- [How to complete this task]: The entries below should be set down again exactly, with every picture left out.

*** Opening of Provided data ***

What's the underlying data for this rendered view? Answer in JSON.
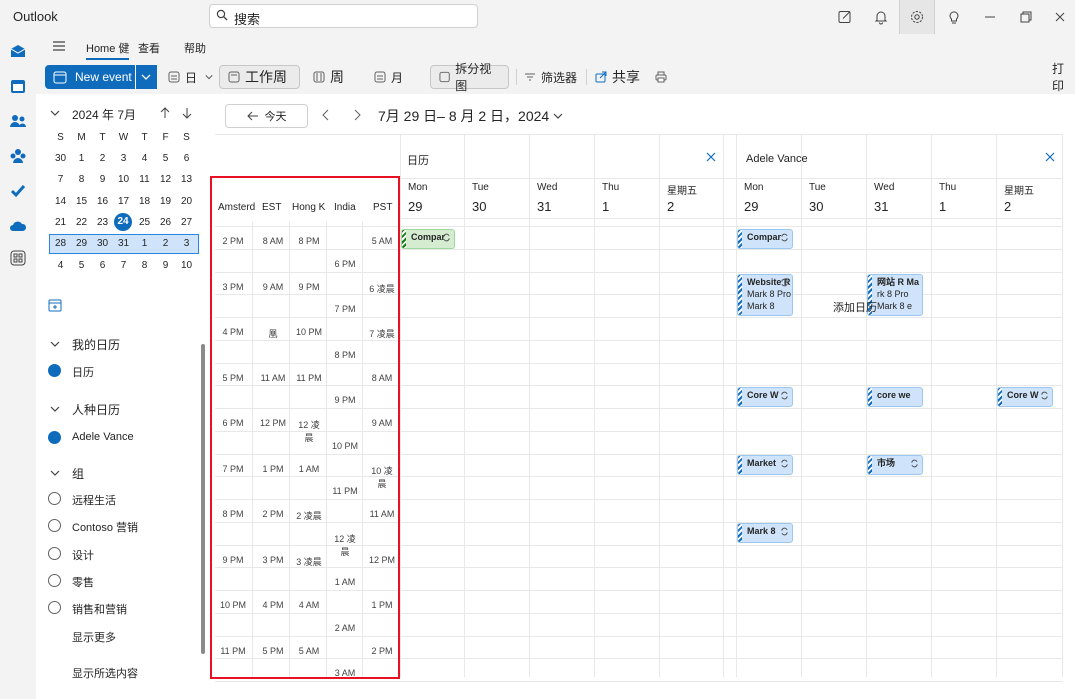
{
  "app": {
    "title": "Outlook"
  },
  "search": {
    "placeholder": "搜索"
  },
  "ribbon_tabs": {
    "home": "Home 健",
    "view": "查看",
    "help": "帮助"
  },
  "ribbon": {
    "new_event": "New event",
    "day": "日",
    "work_week": "工作周",
    "week": "周",
    "month": "月",
    "split_view": "拆分视图",
    "filter": "筛选器",
    "share": "共享",
    "print": "打印"
  },
  "mini_calendar": {
    "month_label": "2024 年 7月",
    "weekday_headers": [
      "S",
      "M",
      "T",
      "W",
      "T",
      "F",
      "S"
    ],
    "weeks": [
      [
        "30",
        "1",
        "2",
        "3",
        "4",
        "5",
        "6"
      ],
      [
        "7",
        "8",
        "9",
        "10",
        "11",
        "12",
        "13"
      ],
      [
        "14",
        "15",
        "16",
        "17",
        "18",
        "19",
        "20"
      ],
      [
        "21",
        "22",
        "23",
        "24",
        "25",
        "26",
        "27"
      ],
      [
        "28",
        "29",
        "30",
        "31",
        "1",
        "2",
        "3"
      ],
      [
        "4",
        "5",
        "6",
        "7",
        "8",
        "9",
        "10"
      ]
    ],
    "today": "24"
  },
  "calendars": {
    "my_calendars": "我的日历",
    "calendar": "日历",
    "people_calendars": "人种日历",
    "adele": "Adele Vance",
    "groups": "组",
    "group_items": [
      "远程生活",
      "Contoso 营销",
      "设计",
      "零售",
      "销售和营销"
    ],
    "show_more": "显示更多",
    "show_selected": "显示所选内容"
  },
  "nav": {
    "today": "今天",
    "date_range": "7月 29 日– 8 月 2 日，2024"
  },
  "timezones": {
    "headers": [
      "Amsterd",
      "EST",
      "Hong K",
      "India",
      "PST"
    ],
    "amsterdam": [
      "2 PM",
      "3 PM",
      "4 PM",
      "5 PM",
      "6 PM",
      "7 PM",
      "8 PM",
      "9 PM",
      "10 PM",
      "11 PM"
    ],
    "est": [
      "8 AM",
      "9 AM",
      "凰",
      "11 AM",
      "12 PM",
      "1 PM",
      "2 PM",
      "3 PM",
      "4 PM",
      "5 PM"
    ],
    "hongkong": [
      "8 PM",
      "9 PM",
      "10 PM",
      "11 PM",
      "12 凌晨",
      "1 AM",
      "2 凌晨",
      "3 凌晨",
      "4 AM",
      "5 AM"
    ],
    "india": [
      "6 PM",
      "7 PM",
      "8 PM",
      "9 PM",
      "10 PM",
      "11 PM",
      "12 凌晨",
      "1 AM",
      "2 AM",
      "3 AM"
    ],
    "pst": [
      "5 AM",
      "6 凌晨",
      "7 凌晨",
      "8 AM",
      "9 AM",
      "10 凌晨",
      "11 AM",
      "12 PM",
      "1 PM",
      "2 PM"
    ]
  },
  "panes": {
    "left": {
      "title": "日历",
      "days": [
        {
          "name": "Mon",
          "num": "29"
        },
        {
          "name": "Tue",
          "num": "30"
        },
        {
          "name": "Wed",
          "num": "31"
        },
        {
          "name": "Thu",
          "num": "1"
        },
        {
          "name": "星期五",
          "num": "2"
        }
      ]
    },
    "right": {
      "title": "Adele Vance",
      "days": [
        {
          "name": "Mon",
          "num": "29"
        },
        {
          "name": "Tue",
          "num": "30"
        },
        {
          "name": "Wed",
          "num": "31"
        },
        {
          "name": "Thu",
          "num": "1"
        },
        {
          "name": "星期五",
          "num": "2"
        }
      ]
    }
  },
  "events": {
    "company_left": "Compar",
    "company_right": "Compar",
    "website_title": "Website R",
    "website_line2": "Mark 8 Pro",
    "website_line3": "Mark 8",
    "wed_site_title": "网站 R Ma",
    "wed_site_line2": "rk 8 Pro",
    "wed_site_line3": "Mark 8 e",
    "add_calendar": "添加日历",
    "core_mon": "Core W",
    "core_wed": "core we",
    "core_fri": "Core W",
    "market_mon": "Market",
    "market_wed": "市场",
    "mark8_mon": "Mark 8"
  }
}
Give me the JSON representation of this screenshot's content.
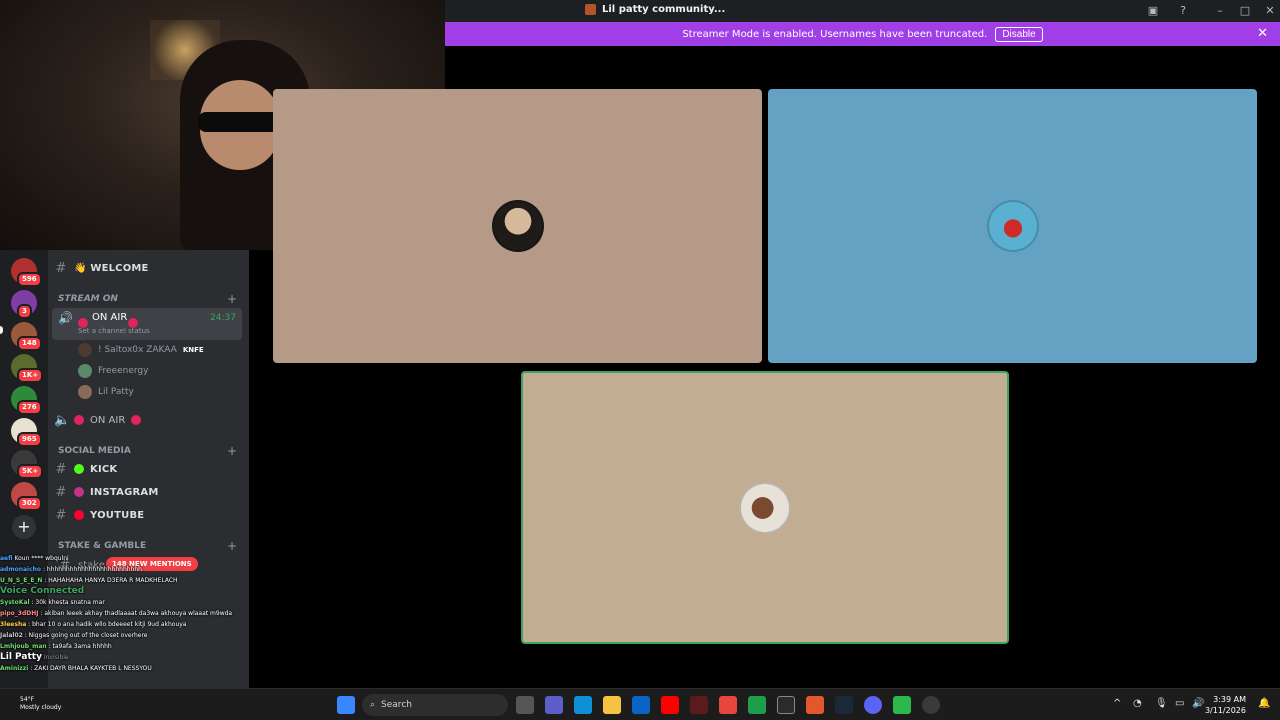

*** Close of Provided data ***

- [Answer below]:
What's the underlying data for this rendered view? Answer in JSON.
{
  "app": {
    "title": "Outlook"
  },
  "search": {
    "placeholder": "搜索"
  },
  "ribbon_tabs": {
    "home": "Home 健",
    "view": "查看",
    "help": "帮助"
  },
  "ribbon": {
    "new_event": "New event",
    "day": "日",
    "work_week": "工作周",
    "week": "周",
    "month": "月",
    "split_view": "拆分视图",
    "filter": "筛选器",
    "share": "共享",
    "print": "打印"
  },
  "mini_calendar": {
    "month_label": "2024 年 7月",
    "weekday_headers": [
      "S",
      "M",
      "T",
      "W",
      "T",
      "F",
      "S"
    ],
    "weeks": [
      [
        "30",
        "1",
        "2",
        "3",
        "4",
        "5",
        "6"
      ],
      [
        "7",
        "8",
        "9",
        "10",
        "11",
        "12",
        "13"
      ],
      [
        "14",
        "15",
        "16",
        "17",
        "18",
        "19",
        "20"
      ],
      [
        "21",
        "22",
        "23",
        "24",
        "25",
        "26",
        "27"
      ],
      [
        "28",
        "29",
        "30",
        "31",
        "1",
        "2",
        "3"
      ],
      [
        "4",
        "5",
        "6",
        "7",
        "8",
        "9",
        "10"
      ]
    ],
    "today": "24"
  },
  "calendars": {
    "my_calendars": "我的日历",
    "calendar": "日历",
    "people_calendars": "人种日历",
    "adele": "Adele Vance",
    "groups": "组",
    "group_items": [
      "远程生活",
      "Contoso 营销",
      "设计",
      "零售",
      "销售和营销"
    ],
    "show_more": "显示更多",
    "show_selected": "显示所选内容"
  },
  "nav": {
    "today": "今天",
    "date_range": "7月 29 日– 8 月 2 日，2024"
  },
  "timezones": {
    "headers": [
      "Amsterd",
      "EST",
      "Hong K",
      "India",
      "PST"
    ],
    "amsterdam": [
      "2 PM",
      "3 PM",
      "4 PM",
      "5 PM",
      "6 PM",
      "7 PM",
      "8 PM",
      "9 PM",
      "10 PM",
      "11 PM"
    ],
    "est": [
      "8 AM",
      "9 AM",
      "凰",
      "11 AM",
      "12 PM",
      "1 PM",
      "2 PM",
      "3 PM",
      "4 PM",
      "5 PM"
    ],
    "hongkong": [
      "8 PM",
      "9 PM",
      "10 PM",
      "11 PM",
      "12 凌晨",
      "1 AM",
      "2 凌晨",
      "3 凌晨",
      "4 AM",
      "5 AM"
    ],
    "india": [
      "6 PM",
      "7 PM",
      "8 PM",
      "9 PM",
      "10 PM",
      "11 PM",
      "12 凌晨",
      "1 AM",
      "2 AM",
      "3 AM"
    ],
    "pst": [
      "5 AM",
      "6 凌晨",
      "7 凌晨",
      "8 AM",
      "9 AM",
      "10 凌晨",
      "11 AM",
      "12 PM",
      "1 PM",
      "2 PM"
    ]
  },
  "panes": {
    "left": {
      "title": "日历",
      "days": [
        {
          "name": "Mon",
          "num": "29"
        },
        {
          "name": "Tue",
          "num": "30"
        },
        {
          "name": "Wed",
          "num": "31"
        },
        {
          "name": "Thu",
          "num": "1"
        },
        {
          "name": "星期五",
          "num": "2"
        }
      ]
    },
    "right": {
      "title": "Adele Vance",
      "days": [
        {
          "name": "Mon",
          "num": "29"
        },
        {
          "name": "Tue",
          "num": "30"
        },
        {
          "name": "Wed",
          "num": "31"
        },
        {
          "name": "Thu",
          "num": "1"
        },
        {
          "name": "星期五",
          "num": "2"
        }
      ]
    }
  },
  "events": {
    "company_left": "Compar",
    "company_right": "Compar",
    "website_title": "Website R",
    "website_line2": "Mark 8 Pro",
    "website_line3": "Mark 8",
    "wed_site_title": "网站 R Ma",
    "wed_site_line2": "rk 8 Pro",
    "wed_site_line3": "Mark 8 e",
    "add_calendar": "添加日历",
    "core_mon": "Core W",
    "core_wed": "core we",
    "core_fri": "Core W",
    "market_mon": "Market",
    "market_wed": "市场",
    "mark8_mon": "Mark 8"
  }
}
Give me the JSON representation of this screenshot's content.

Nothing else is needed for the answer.